Background: Non-specific chronic low back pain (NSCLBP) represents a growing global burden. Individuals with LBP inherently adapt in a variety of ways, across psychological, behavioural and physical domains. However, adaptive changes (e.g., altered lifting behaviour) may persist, becoming maladaptive, resulting in negative functional consequences (i.e., persistence of pain, increased disability). Clinical practice guidelines lack specificity to direct the type of interventions, dosage and treatment duration. A better understanding of how the maladaptive changes seen in people with NSCLBP relate to meaningful outcomes (i.e., disability, function, quality of life) and defined subgroups of people with NSCLBP may inform effective interventions. The aim of this review is to investigate the interrelationship of psychological, behavioural and neuromuscular NSCLBP-related adaptations, and their clinical significance with respect to disability, function, quality of life and pain.

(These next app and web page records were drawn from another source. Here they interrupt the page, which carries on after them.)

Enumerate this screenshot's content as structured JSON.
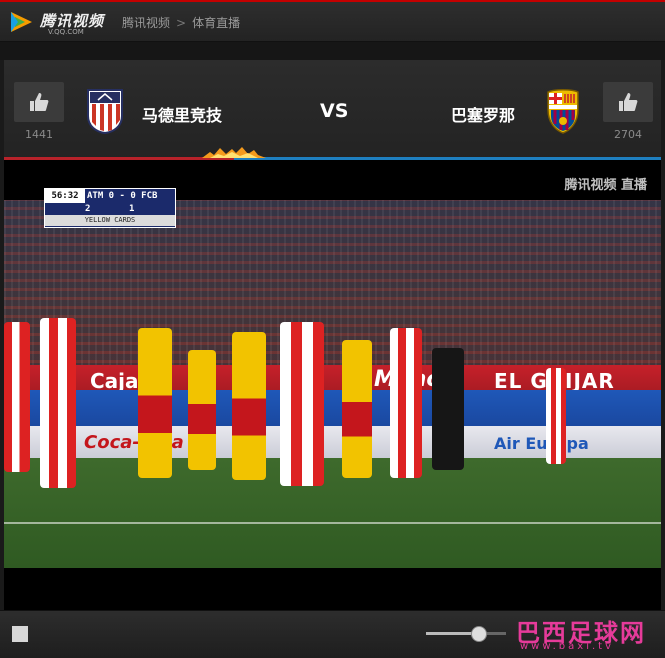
{
  "header": {
    "logo_text": "腾讯视频",
    "logo_sub": "V.QQ.COM",
    "breadcrumb": [
      "腾讯视频",
      "体育直播"
    ],
    "breadcrumb_sep": ">"
  },
  "match": {
    "home": {
      "name": "马德里竞技",
      "likes": "1441",
      "crest_colors": [
        "#cb3524",
        "#ffffff",
        "#262f61"
      ]
    },
    "vs": "VS",
    "away": {
      "name": "巴塞罗那",
      "likes": "2704",
      "crest_colors": [
        "#a50044",
        "#004d98",
        "#edbb00"
      ]
    },
    "like_icon": "thumbs-up-icon",
    "home_share": 0.35,
    "accent_colors": {
      "home": "#b8222a",
      "away": "#1e7fc0"
    }
  },
  "video": {
    "watermark": "腾讯视频 直播",
    "scoreboard": {
      "time": "56:32",
      "score": "ATM 0 - 0 FCB",
      "home_yellow": "2",
      "away_yellow": "1",
      "cards_label": "YELLOW CARDS"
    },
    "boards": {
      "main": "Mahou",
      "side": "EL GUIJAR",
      "left": "Caja",
      "europa": "Air Europa",
      "coke": "Coca-Cola"
    }
  },
  "controls": {
    "stop_icon": "stop-icon",
    "volume_level": 0.65
  },
  "watermark_site": {
    "name": "巴西足球网",
    "url": "www.baxi.tv"
  }
}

Methods and findings: Three MEDLINE searches were conducted to investigate the psychological, behavioural and neuromuscular adaptations in people with NSCLBP. The initial search returned 12972 articles and 238 were identified for full-text review. A total of 93 articles were included in this review. Psychological and behavioural maladaptations (i.e., fear-avoidance beliefs) are associated with poorer patient outcomes, whereas there is uncertainty regarding the impact of maladaptations in the neuromuscular system on important clinical outcomes. Moreover, the evidence is more supportive of the interrelationship between psychological and behavioural maladaptations than any interrelation with neuromuscular maladaptations. To date, methodologies designed to assess NSCLBP-related functional deficits lack ecological validity. Assessment of patients with NSCLBP should focus on psychological and behavioural domains that relate to an individual’s disability and functional impairments. Individuals with NSCLBP present with a variety of diverse adaptions that should focus intervention that aligns patient goals and functional deficits.

Published Date: 2021-05-27; Received Date: 2021-04-06